The I Sea Pasta looks more like proper seaweed than the ones we normally buy. I believe it is much less processed than the Oriental ones because of the look, and it smelled strongly of the sea (I tend to relate seaweed smell with tea leaves. This is definitely not smelling like tea leaves).
As I was entering unfamiliar territory, I decided to use the seaweed in a familiar dish first, so that I can understand the texture, smell and taste of it. So the first thing I made with it was a seaweed salad.
The texture after re-hydrating them is a lot like the meatier seaweed we use in soups. The first batch of seaweed salad was so good (albeit greasy), I was told to make more:
I first soaked the seaweed, then cooked it until tender. I then soaked it in:
1Tbsp sesame oil (quality is key if you don't want the salad to be greasy)
2Tbsp light soya sauce
1Tbsp sweet Japanese soup base sauce (it looks like soya sauce)
1Tbsp White Rice Vinegar

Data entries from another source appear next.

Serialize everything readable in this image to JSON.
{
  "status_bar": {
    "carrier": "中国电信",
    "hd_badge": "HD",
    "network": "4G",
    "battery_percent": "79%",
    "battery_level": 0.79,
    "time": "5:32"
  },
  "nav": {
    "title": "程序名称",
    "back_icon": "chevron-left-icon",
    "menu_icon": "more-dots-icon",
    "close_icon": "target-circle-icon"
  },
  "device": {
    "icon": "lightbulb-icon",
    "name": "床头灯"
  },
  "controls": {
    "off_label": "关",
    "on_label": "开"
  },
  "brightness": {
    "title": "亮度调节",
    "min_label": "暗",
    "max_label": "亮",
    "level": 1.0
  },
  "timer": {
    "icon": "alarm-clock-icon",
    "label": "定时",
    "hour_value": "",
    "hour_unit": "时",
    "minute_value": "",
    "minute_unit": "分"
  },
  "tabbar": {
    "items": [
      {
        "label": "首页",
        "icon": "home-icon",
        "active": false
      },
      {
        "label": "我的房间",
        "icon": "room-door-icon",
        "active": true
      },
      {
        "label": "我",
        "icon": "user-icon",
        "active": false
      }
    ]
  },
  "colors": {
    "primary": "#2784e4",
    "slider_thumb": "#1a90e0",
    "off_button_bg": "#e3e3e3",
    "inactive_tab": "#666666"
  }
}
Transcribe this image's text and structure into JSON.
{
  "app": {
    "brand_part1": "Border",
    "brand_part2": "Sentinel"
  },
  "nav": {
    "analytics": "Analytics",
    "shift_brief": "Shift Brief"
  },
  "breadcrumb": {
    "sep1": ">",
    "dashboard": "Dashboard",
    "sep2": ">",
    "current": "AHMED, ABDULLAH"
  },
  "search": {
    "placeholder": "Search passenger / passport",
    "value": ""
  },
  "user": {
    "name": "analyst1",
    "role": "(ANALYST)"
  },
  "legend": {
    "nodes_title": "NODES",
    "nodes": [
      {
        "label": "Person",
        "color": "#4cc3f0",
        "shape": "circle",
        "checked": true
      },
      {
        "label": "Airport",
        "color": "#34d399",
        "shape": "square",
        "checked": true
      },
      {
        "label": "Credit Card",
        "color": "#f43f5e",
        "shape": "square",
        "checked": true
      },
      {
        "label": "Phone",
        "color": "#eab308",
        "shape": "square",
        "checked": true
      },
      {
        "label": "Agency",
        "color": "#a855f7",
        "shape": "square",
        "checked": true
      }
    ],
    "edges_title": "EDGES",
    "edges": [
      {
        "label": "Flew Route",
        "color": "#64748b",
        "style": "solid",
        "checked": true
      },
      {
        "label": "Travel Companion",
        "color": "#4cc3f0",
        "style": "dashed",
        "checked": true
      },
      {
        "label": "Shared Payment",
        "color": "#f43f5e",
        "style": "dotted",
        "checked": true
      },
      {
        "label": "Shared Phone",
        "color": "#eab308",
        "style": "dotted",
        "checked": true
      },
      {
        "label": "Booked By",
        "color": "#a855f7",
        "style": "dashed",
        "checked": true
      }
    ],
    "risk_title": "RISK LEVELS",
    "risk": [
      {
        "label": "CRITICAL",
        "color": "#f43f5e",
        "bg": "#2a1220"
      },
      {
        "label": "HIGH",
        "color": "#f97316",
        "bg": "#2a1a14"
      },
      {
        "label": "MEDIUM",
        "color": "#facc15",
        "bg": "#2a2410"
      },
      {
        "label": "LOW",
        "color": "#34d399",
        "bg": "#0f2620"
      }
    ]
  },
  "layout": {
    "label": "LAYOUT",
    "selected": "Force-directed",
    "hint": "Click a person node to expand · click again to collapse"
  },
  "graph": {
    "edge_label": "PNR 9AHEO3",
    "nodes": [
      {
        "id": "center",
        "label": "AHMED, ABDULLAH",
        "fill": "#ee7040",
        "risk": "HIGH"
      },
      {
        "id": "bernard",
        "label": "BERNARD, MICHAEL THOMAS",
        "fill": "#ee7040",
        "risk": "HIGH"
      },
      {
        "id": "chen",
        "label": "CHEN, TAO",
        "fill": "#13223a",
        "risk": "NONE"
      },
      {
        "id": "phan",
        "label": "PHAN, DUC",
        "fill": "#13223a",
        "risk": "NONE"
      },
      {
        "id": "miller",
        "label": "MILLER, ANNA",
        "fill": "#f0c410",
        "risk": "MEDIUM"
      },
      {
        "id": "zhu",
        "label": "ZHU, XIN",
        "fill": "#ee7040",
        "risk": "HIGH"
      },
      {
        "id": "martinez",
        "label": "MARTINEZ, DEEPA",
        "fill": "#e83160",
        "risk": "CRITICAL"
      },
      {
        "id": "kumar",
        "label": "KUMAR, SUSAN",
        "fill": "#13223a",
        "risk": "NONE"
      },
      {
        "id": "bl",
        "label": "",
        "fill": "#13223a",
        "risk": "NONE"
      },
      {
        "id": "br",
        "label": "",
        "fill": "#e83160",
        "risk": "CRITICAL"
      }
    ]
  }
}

Dash of salt
Sprinkle of chili powder (I didn't have red chili, and I doubt the kids will like to bite into the chili)
After tasting the seasoning, I kept it soaking in an air tight container in the fridge for a few hours before serving.
I didn't cook the pasta for long enough the second time, so it was a bit tough. If you are going to try this recipe, do make sure that your seaweed is tender (with a tiny bit of crunch). Also make sure that you use high quality sesame oil, which should give a strong fragrance so that you don't need to drench your salad in oil to get enough of it.
I then finally decided to give the Western style a try. I cooked spaghetti bolognese for dinner, and had I Sea Pasta with my bolognese instead of refined carbohydrate that I have been loathing recently.
I soaked a portion of seaweed to give it a try, and boiled them for long enough to remove the smell of the sea. Now here is the beauty of seaweed: it can endure long time boiling without going all soggy on you. There is always a bit of yummy texture left.
The Seaweed Tagliatelle Bolognese looked quite enticing actually:
A bit like spinach tagliatelle really.
Then, to my amazement, the still mildly crunchy seaweed noodle ACTUALLY works with the bolognese sauce! All I could think of was: How did this work so well?!
So I was more than happy to consume the whole bowl of it. But then I do like my children to try new things, especially something I think is yummy, so I shared a tiny bit with each kid:
Clay happily tried it and loved it (and I refused to give him more), while Abby needed a firm "Just try it" before she would put a strand of seaweed with sauce in her mouth, cringing the whole time. Then came her reaction: her eyes widened while munching that mouthful of wonder.
"Oh! It really works! How did this work?"
"It's really nice isn't it!"
"Mmm *in agreement*! Can I have some more?"
And since hubby wasn't home yet, he didn't get any at all. Maybe next time hehe.
So yes, we are surprised that seaweed can be so versatile. It doesn't just work in Oriental dishes after all. We always associate seaweed with soya sauce, and maybe in Mung Bean sweet soup (over boiled Mung Beans like rice pudding, but much runnier so it's in a drinkable form), but we would have never thought that it will work so well in a dish like Bolognese.
We only have about 1/4 packet of I Sea Pasta left, so I'll be choosing a really good recipe for it. I might have to share this time, we'll see. It is safe to say that I'm more than happy to repurchase as it will be a great addition to help me cut down refined carbohydrate from our family meals.
You can buy Seamore's I Sea Pasta from their web store (in Euros), or (for the UK) in London Whole Food and The Grocery. I really hope to see them available in the rest of the country, but for now, Internet shopping is our best bet.